• [INSTRUCTIONS FOR THE TASK]:
Check every line of the data and copy the ones where "JSON" appears.

Page and application data records
= = = = = = =

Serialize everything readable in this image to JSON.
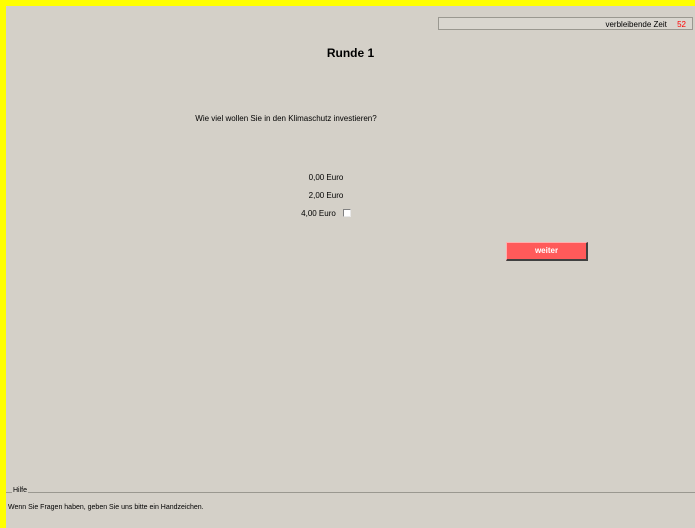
{
  "timer": {
    "label": "verbleibende Zeit",
    "value": "52",
    "value_color": "#ff0000"
  },
  "round": {
    "title": "Runde 1"
  },
  "question": {
    "text": "Wie viel wollen Sie in den Klimaschutz investieren?"
  },
  "options": [
    {
      "label": "0,00 Euro",
      "has_checkbox": false
    },
    {
      "label": "2,00 Euro",
      "has_checkbox": false
    },
    {
      "label": "4,00 Euro",
      "has_checkbox": true,
      "checked": false
    }
  ],
  "buttons": {
    "next_label": "weiter",
    "next_color": "#ff5a5a"
  },
  "help": {
    "legend": "Hilfe",
    "text": "Wenn Sie Fragen haben, geben Sie uns bitte ein Handzeichen."
  },
  "colors": {
    "frame_border": "#ffff00",
    "background": "#d4d0c8"
  }
}
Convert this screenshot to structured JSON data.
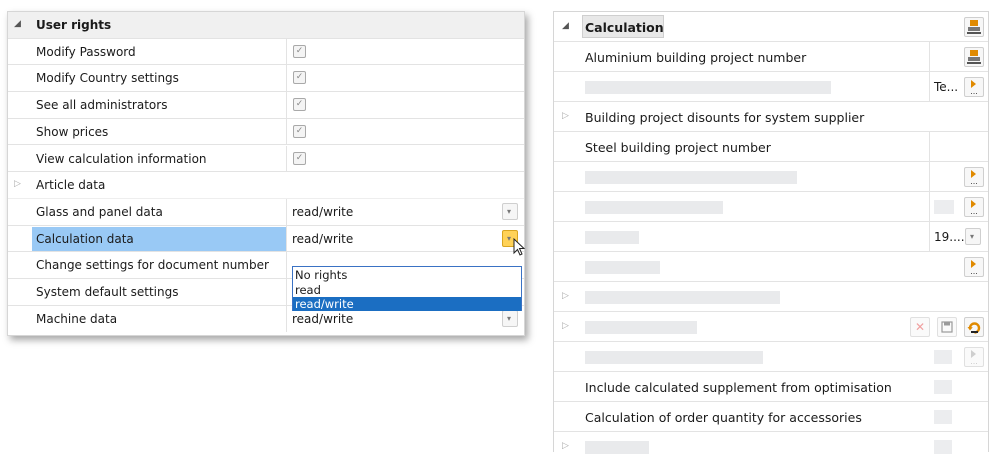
{
  "user_rights": {
    "title": "User rights",
    "rows": [
      {
        "label": "Modify Password",
        "type": "checkbox",
        "checked": true
      },
      {
        "label": "Modify Country settings",
        "type": "checkbox",
        "checked": true
      },
      {
        "label": "See all administrators",
        "type": "checkbox",
        "checked": true
      },
      {
        "label": "Show prices",
        "type": "checkbox",
        "checked": true
      },
      {
        "label": "View calculation information",
        "type": "checkbox",
        "checked": true
      },
      {
        "label": "Article data",
        "type": "group"
      },
      {
        "label": "Glass and panel data",
        "type": "select",
        "value": "read/write"
      },
      {
        "label": "Calculation data",
        "type": "select",
        "value": "read/write",
        "selected": true,
        "open": true
      },
      {
        "label": "Change settings for document number",
        "type": "select",
        "value": ""
      },
      {
        "label": "System default settings",
        "type": "select",
        "value": ""
      },
      {
        "label": "Machine data",
        "type": "select",
        "value": "read/write"
      }
    ],
    "dropdown_options": [
      "No rights",
      "read",
      "read/write"
    ],
    "dropdown_selected": "read/write",
    "check_glyph": "✓",
    "chevron_glyph": "▾"
  },
  "calculation": {
    "title": "Calculation",
    "rows": {
      "r1": {
        "label": "Aluminium building project number"
      },
      "r2": {
        "value": "Te..."
      },
      "r3": {
        "label": "Building project disounts for system supplier"
      },
      "r4": {
        "label": "Steel building project number"
      },
      "r8": {
        "value": "19...."
      },
      "r14": {
        "label": "Include calculated supplement from optimisation"
      },
      "r15": {
        "label": "Calculation of order quantity for accessories"
      }
    },
    "icons": {
      "clear": "✕",
      "save": "💾",
      "lookup_ellipsis": "..."
    }
  },
  "colors": {
    "selection": "#99c9f5",
    "dropdown_highlight": "#1b6ec2",
    "active_button": "#ffd257",
    "accent_orange": "#e08a00"
  }
}
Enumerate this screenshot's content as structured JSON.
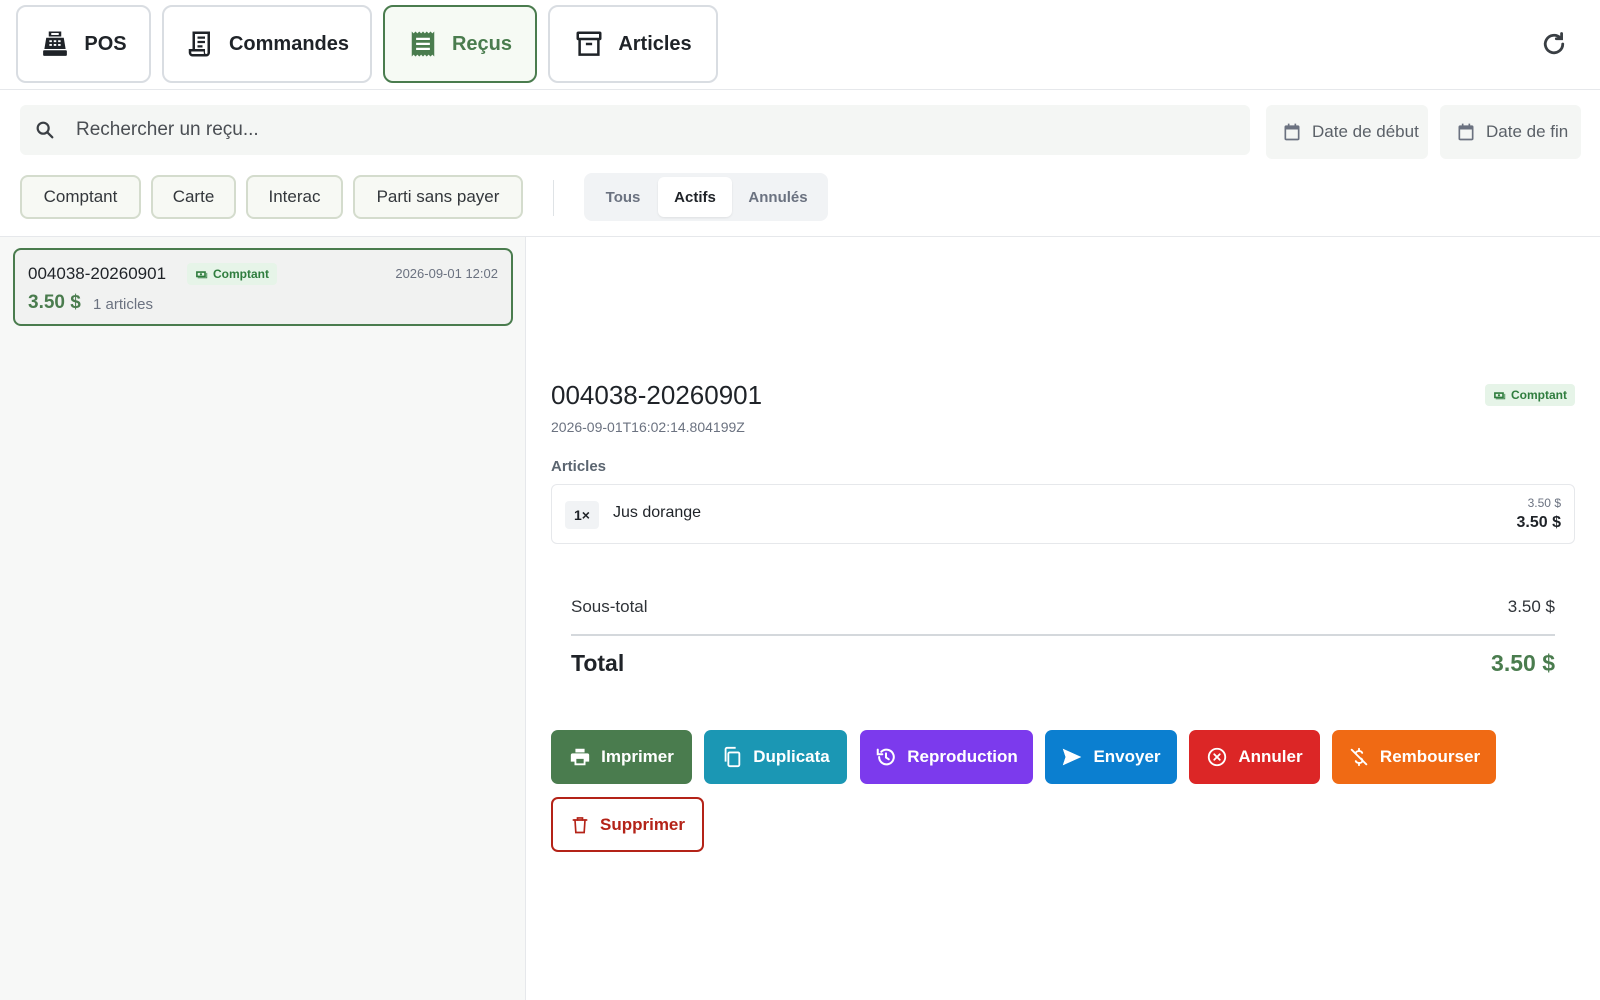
{
  "nav": {
    "tabs": [
      {
        "label": "POS",
        "icon": "cash-register-icon"
      },
      {
        "label": "Commandes",
        "icon": "order-list-icon"
      },
      {
        "label": "Reçus",
        "icon": "receipt-icon",
        "active": true
      },
      {
        "label": "Articles",
        "icon": "archive-box-icon"
      }
    ],
    "refresh_icon": "refresh-icon"
  },
  "search": {
    "placeholder": "Rechercher un reçu...",
    "value": ""
  },
  "dates": {
    "start_label": "Date de début",
    "end_label": "Date de fin"
  },
  "filters": {
    "payment_chips": [
      "Comptant",
      "Carte",
      "Interac",
      "Parti sans payer"
    ],
    "status_tabs": [
      "Tous",
      "Actifs",
      "Annulés"
    ],
    "status_active": "Actifs"
  },
  "receipts": [
    {
      "id": "004038-20260901",
      "payment": "Comptant",
      "date": "2026-09-01 12:02",
      "amount": "3.50 $",
      "items_count": "1 articles"
    }
  ],
  "detail": {
    "id": "004038-20260901",
    "payment": "Comptant",
    "timestamp": "2026-09-01T16:02:14.804199Z",
    "items_title": "Articles",
    "items": [
      {
        "qty": "1×",
        "name": "Jus dorange",
        "unit_price": "3.50 $",
        "line_total": "3.50 $"
      }
    ],
    "subtotal_label": "Sous-total",
    "subtotal_value": "3.50 $",
    "total_label": "Total",
    "total_value": "3.50 $"
  },
  "actions": {
    "print": "Imprimer",
    "duplicate": "Duplicata",
    "reproduce": "Reproduction",
    "send": "Envoyer",
    "cancel": "Annuler",
    "refund": "Rembourser",
    "delete": "Supprimer"
  },
  "colors": {
    "accent": "#4a7c4e",
    "print": "#4a7c4e",
    "duplicate": "#1b97b4",
    "reproduce": "#7c3aed",
    "send": "#0b7fd0",
    "cancel": "#dc2626",
    "refund": "#f06a14",
    "delete": "#b42318"
  }
}
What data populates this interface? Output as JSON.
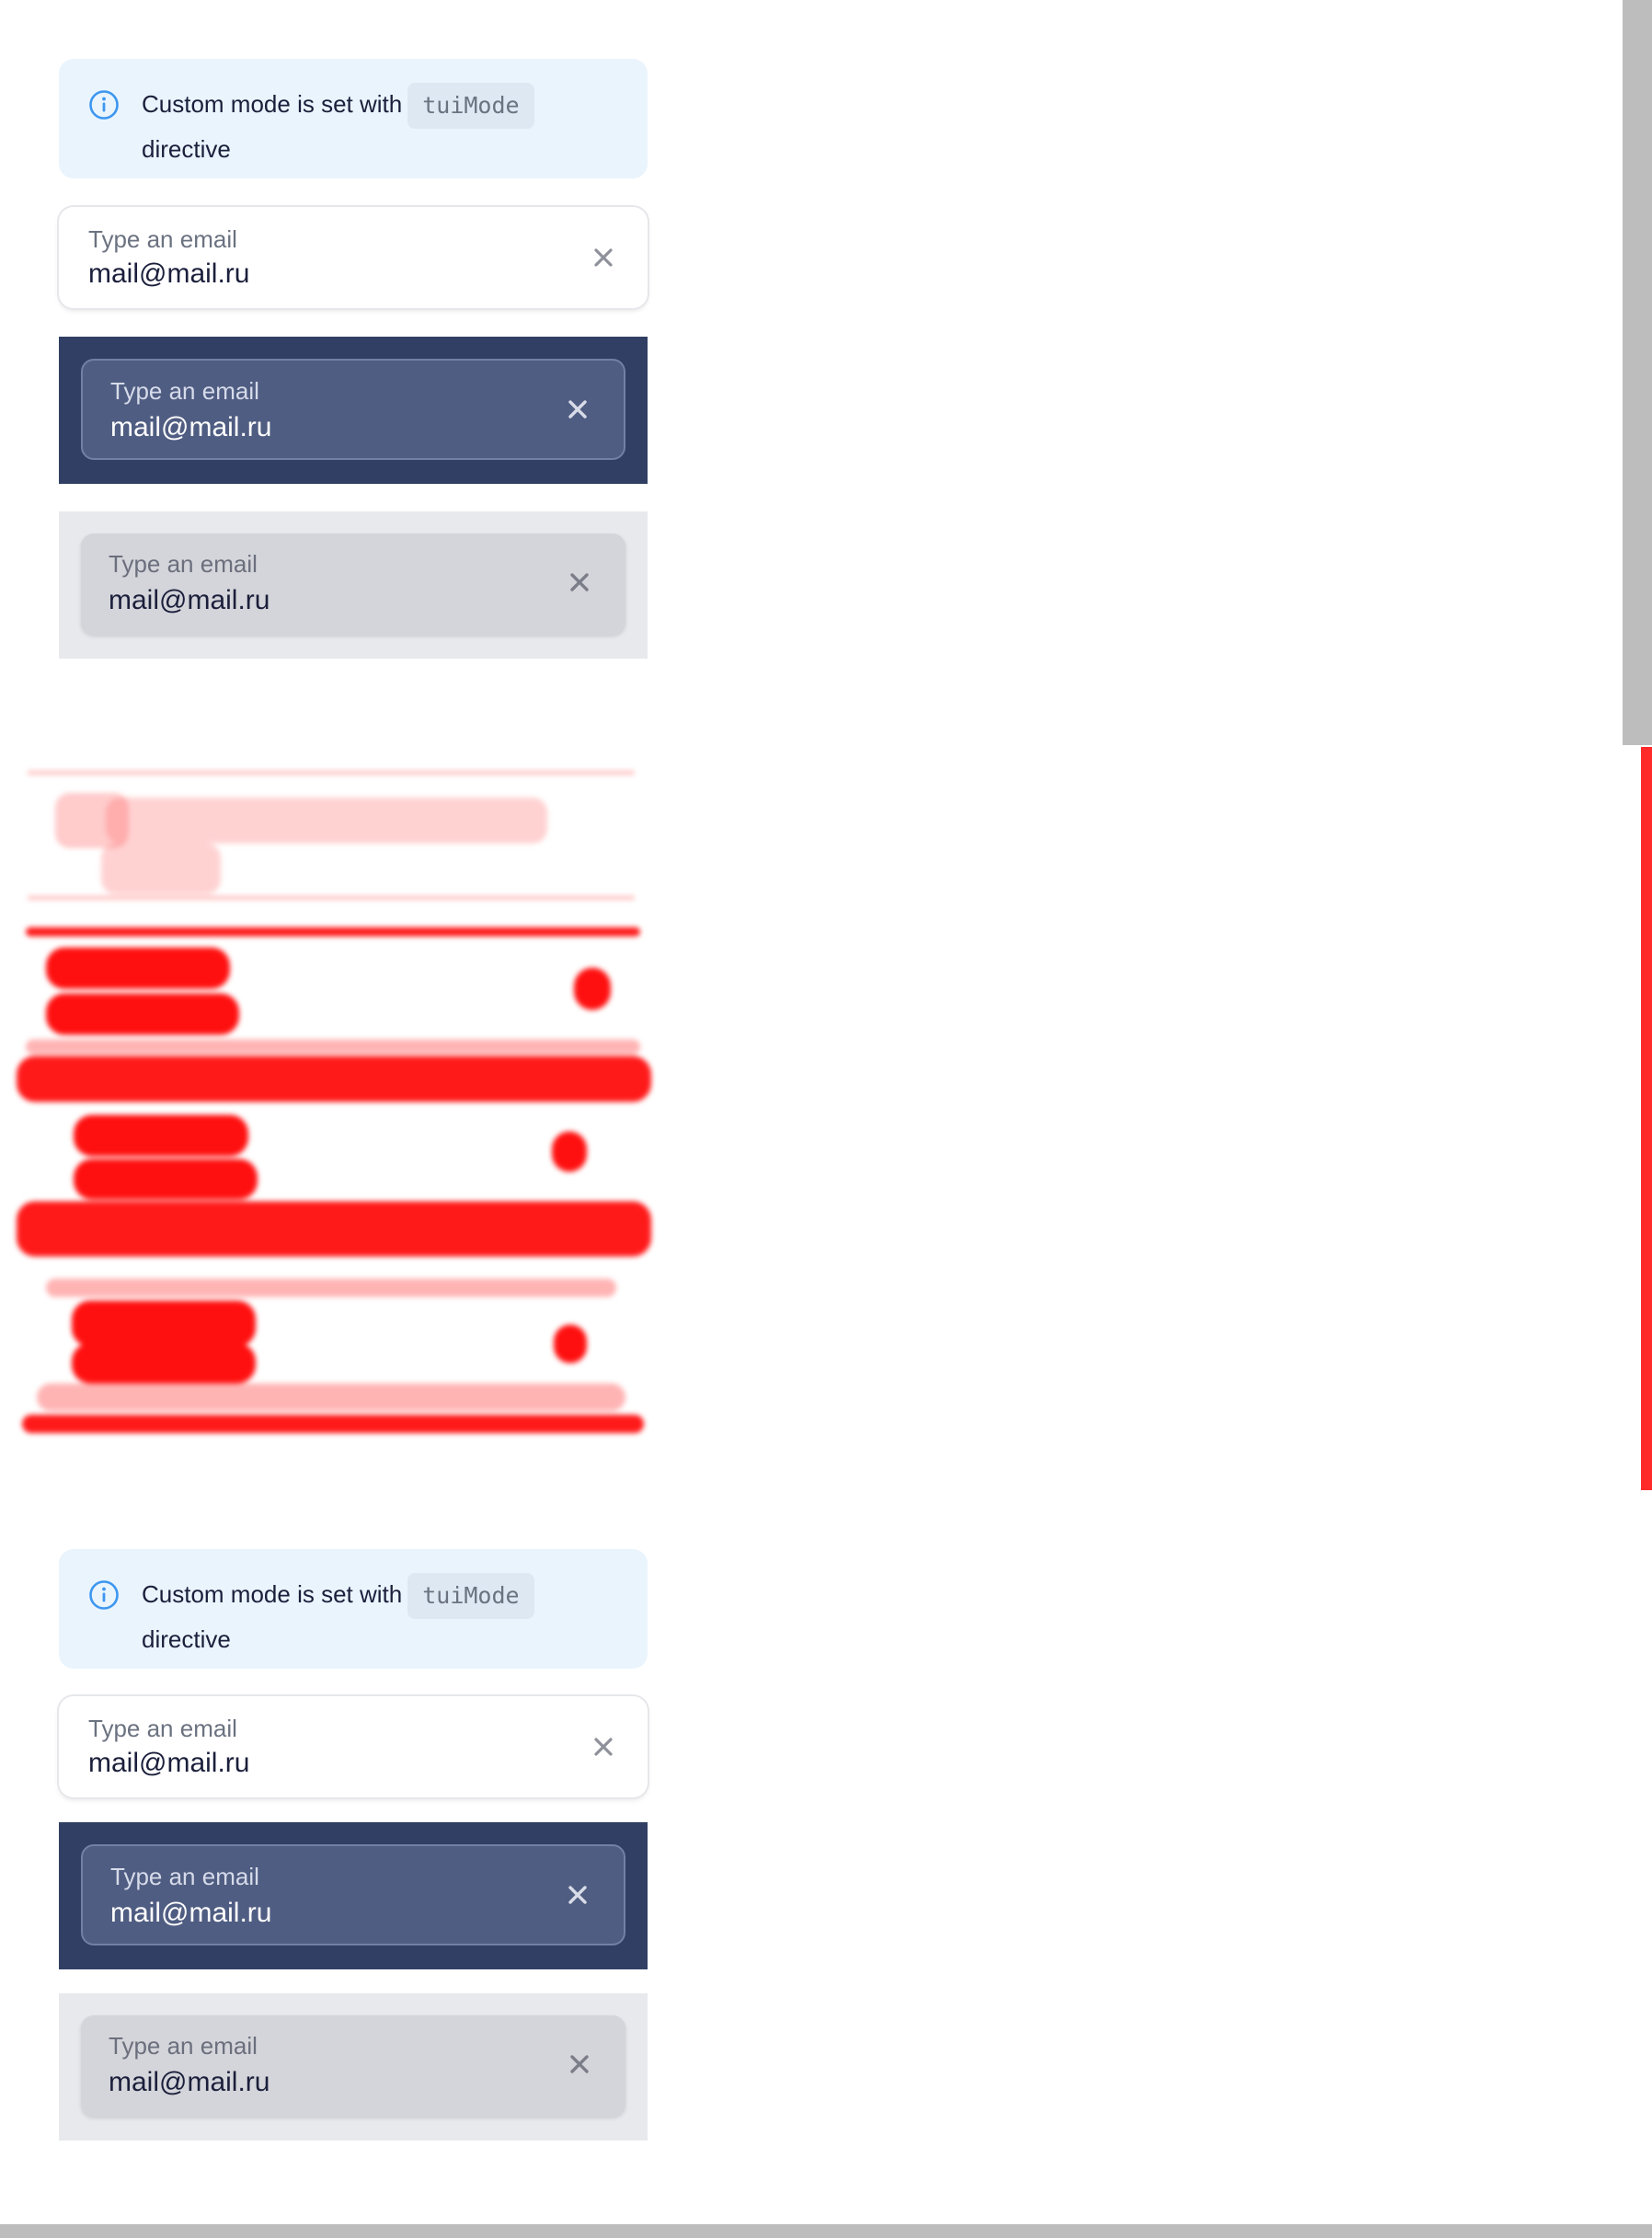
{
  "notice": {
    "text": "Custom mode is set with",
    "code": "tuiMode",
    "text_after": "directive"
  },
  "fields": {
    "label": "Type an email",
    "value": "mail@mail.ru"
  },
  "colors": {
    "notice_bg": "#eaf4fd",
    "info_icon": "#3d97f0",
    "dark_panel": "#303f63",
    "dark_field": "#505d82",
    "grey_panel": "#e8e9ed",
    "grey_field": "#d4d5da",
    "diff_red": "#ff1a1a"
  },
  "icons": {
    "info": "info-icon",
    "clear": "close-icon"
  }
}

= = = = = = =

• [ANSWER SECTION]:
Serialize everything readable in this image to JSON.
Convert this screenshot to structured JSON data.
Enumerate this screenshot's content as structured JSON.
What data populates this interface? Output as JSON.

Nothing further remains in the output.